-- Opening Marker --

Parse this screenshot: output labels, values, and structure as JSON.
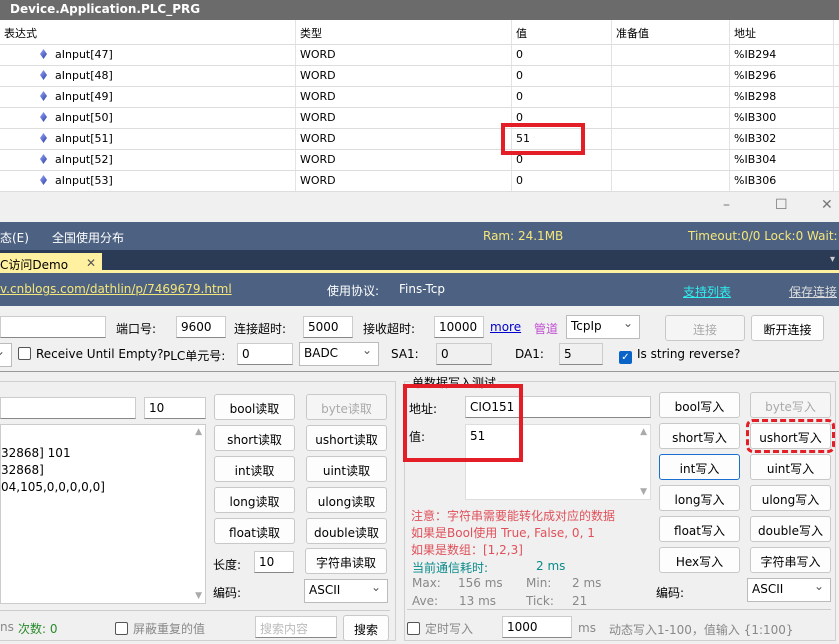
{
  "watch": {
    "title": "Device.Application.PLC_PRG",
    "headers": [
      "表达式",
      "类型",
      "值",
      "准备值",
      "地址"
    ],
    "rows": [
      {
        "expr": "aInput[47]",
        "type": "WORD",
        "value": "0",
        "addr": "%IB294"
      },
      {
        "expr": "aInput[48]",
        "type": "WORD",
        "value": "0",
        "addr": "%IB296"
      },
      {
        "expr": "aInput[49]",
        "type": "WORD",
        "value": "0",
        "addr": "%IB298"
      },
      {
        "expr": "aInput[50]",
        "type": "WORD",
        "value": "0",
        "addr": "%IB300"
      },
      {
        "expr": "aInput[51]",
        "type": "WORD",
        "value": "51",
        "addr": "%IB302"
      },
      {
        "expr": "aInput[52]",
        "type": "WORD",
        "value": "0",
        "addr": "%IB304"
      },
      {
        "expr": "aInput[53]",
        "type": "WORD",
        "value": "0",
        "addr": "%IB306"
      }
    ]
  },
  "window": {
    "min": "–",
    "max": "☐",
    "close": "✕"
  },
  "menu": {
    "item1": "态(E)",
    "item2": "全国使用分布",
    "ram": "Ram: 24.1MB",
    "status": "Timeout:0/0  Lock:0  Wait:"
  },
  "tab": {
    "label": "C访问Demo",
    "close": "✕",
    "overflow": "▾"
  },
  "linkbar": {
    "url": "v.cnblogs.com/dathlin/p/7469679.html",
    "protocol_label": "使用协议:",
    "protocol": "Fins-Tcp",
    "support": "支持列表",
    "save": "保存连接"
  },
  "conn": {
    "port_label": "端口号:",
    "port": "9600",
    "conn_timeout_label": "连接超时:",
    "conn_timeout": "5000",
    "recv_timeout_label": "接收超时:",
    "recv_timeout": "10000",
    "more": "more",
    "pipe": "管道",
    "pipe_value": "TcpIp",
    "connect": "连接",
    "disconnect": "断开连接",
    "receive_until_empty": "Receive Until Empty?",
    "plc_unit_label": "PLC单元号:",
    "plc_unit": "0",
    "byte_order": "BADC",
    "sa1_label": "SA1:",
    "sa1": "0",
    "da1_label": "DA1:",
    "da1": "5",
    "string_reverse": "Is string reverse?"
  },
  "read": {
    "length_field": "10",
    "output": [
      "32868] 101",
      "32868]",
      "04,105,0,0,0,0,0]"
    ],
    "buttons": [
      "bool读取",
      "byte读取",
      "short读取",
      "ushort读取",
      "int读取",
      "uint读取",
      "long读取",
      "ulong读取",
      "float读取",
      "double读取"
    ],
    "length_label": "长度:",
    "length": "10",
    "string_read": "字符串读取",
    "encoding_label": "编码:",
    "encoding": "ASCII",
    "ms_suffix": "ns",
    "count": "次数: 0",
    "mask_dup": "屏蔽重复的值",
    "search_placeholder": "搜索内容",
    "search": "搜索"
  },
  "write": {
    "group_title": "单数据写入测试",
    "addr_label": "地址:",
    "addr": "CIO151",
    "value_label": "值:",
    "value": "51",
    "notes": [
      "注意：字符串需要能转化成对应的数据",
      "如果是Bool使用 True, False, 0, 1",
      "如果是数组：[1,2,3]"
    ],
    "elapsed_label": "当前通信耗时:",
    "elapsed": "2 ms",
    "max_label": "Max:",
    "max": "156 ms",
    "min_label": "Min:",
    "min": "2 ms",
    "ave_label": "Ave:",
    "ave": "13 ms",
    "tick_label": "Tick:",
    "tick": "21",
    "buttons": [
      "bool写入",
      "byte写入",
      "short写入",
      "ushort写入",
      "int写入",
      "uint写入",
      "long写入",
      "ulong写入",
      "float写入",
      "double写入",
      "Hex写入",
      "字符串写入"
    ],
    "encoding_label": "编码:",
    "encoding": "ASCII",
    "timed_write": "定时写入",
    "interval": "1000",
    "ms": "ms",
    "dynamic_hint": "动态写入1-100，值输入 {1:100}"
  }
}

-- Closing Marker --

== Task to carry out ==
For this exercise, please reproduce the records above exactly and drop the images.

== Answer space ==
Parse this screenshot: output labels, values, and structure as JSON.
{
  "watch": {
    "title": "Device.Application.PLC_PRG",
    "headers": [
      "表达式",
      "类型",
      "值",
      "准备值",
      "地址"
    ],
    "rows": [
      {
        "expr": "aInput[47]",
        "type": "WORD",
        "value": "0",
        "addr": "%IB294"
      },
      {
        "expr": "aInput[48]",
        "type": "WORD",
        "value": "0",
        "addr": "%IB296"
      },
      {
        "expr": "aInput[49]",
        "type": "WORD",
        "value": "0",
        "addr": "%IB298"
      },
      {
        "expr": "aInput[50]",
        "type": "WORD",
        "value": "0",
        "addr": "%IB300"
      },
      {
        "expr": "aInput[51]",
        "type": "WORD",
        "value": "51",
        "addr": "%IB302"
      },
      {
        "expr": "aInput[52]",
        "type": "WORD",
        "value": "0",
        "addr": "%IB304"
      },
      {
        "expr": "aInput[53]",
        "type": "WORD",
        "value": "0",
        "addr": "%IB306"
      }
    ]
  },
  "window": {
    "min": "–",
    "max": "☐",
    "close": "✕"
  },
  "menu": {
    "item1": "态(E)",
    "item2": "全国使用分布",
    "ram": "Ram: 24.1MB",
    "status": "Timeout:0/0  Lock:0  Wait:"
  },
  "tab": {
    "label": "C访问Demo",
    "close": "✕",
    "overflow": "▾"
  },
  "linkbar": {
    "url": "v.cnblogs.com/dathlin/p/7469679.html",
    "protocol_label": "使用协议:",
    "protocol": "Fins-Tcp",
    "support": "支持列表",
    "save": "保存连接"
  },
  "conn": {
    "port_label": "端口号:",
    "port": "9600",
    "conn_timeout_label": "连接超时:",
    "conn_timeout": "5000",
    "recv_timeout_label": "接收超时:",
    "recv_timeout": "10000",
    "more": "more",
    "pipe": "管道",
    "pipe_value": "TcpIp",
    "connect": "连接",
    "disconnect": "断开连接",
    "receive_until_empty": "Receive Until Empty?",
    "plc_unit_label": "PLC单元号:",
    "plc_unit": "0",
    "byte_order": "BADC",
    "sa1_label": "SA1:",
    "sa1": "0",
    "da1_label": "DA1:",
    "da1": "5",
    "string_reverse": "Is string reverse?"
  },
  "read": {
    "length_field": "10",
    "output": [
      "32868] 101",
      "32868]",
      "04,105,0,0,0,0,0]"
    ],
    "buttons": [
      "bool读取",
      "byte读取",
      "short读取",
      "ushort读取",
      "int读取",
      "uint读取",
      "long读取",
      "ulong读取",
      "float读取",
      "double读取"
    ],
    "length_label": "长度:",
    "length": "10",
    "string_read": "字符串读取",
    "encoding_label": "编码:",
    "encoding": "ASCII",
    "ms_suffix": "ns",
    "count": "次数: 0",
    "mask_dup": "屏蔽重复的值",
    "search_placeholder": "搜索内容",
    "search": "搜索"
  },
  "write": {
    "group_title": "单数据写入测试",
    "addr_label": "地址:",
    "addr": "CIO151",
    "value_label": "值:",
    "value": "51",
    "notes": [
      "注意：字符串需要能转化成对应的数据",
      "如果是Bool使用 True, False, 0, 1",
      "如果是数组：[1,2,3]"
    ],
    "elapsed_label": "当前通信耗时:",
    "elapsed": "2 ms",
    "max_label": "Max:",
    "max": "156 ms",
    "min_label": "Min:",
    "min": "2 ms",
    "ave_label": "Ave:",
    "ave": "13 ms",
    "tick_label": "Tick:",
    "tick": "21",
    "buttons": [
      "bool写入",
      "byte写入",
      "short写入",
      "ushort写入",
      "int写入",
      "uint写入",
      "long写入",
      "ulong写入",
      "float写入",
      "double写入",
      "Hex写入",
      "字符串写入"
    ],
    "encoding_label": "编码:",
    "encoding": "ASCII",
    "timed_write": "定时写入",
    "interval": "1000",
    "ms": "ms",
    "dynamic_hint": "动态写入1-100，值输入 {1:100}"
  }
}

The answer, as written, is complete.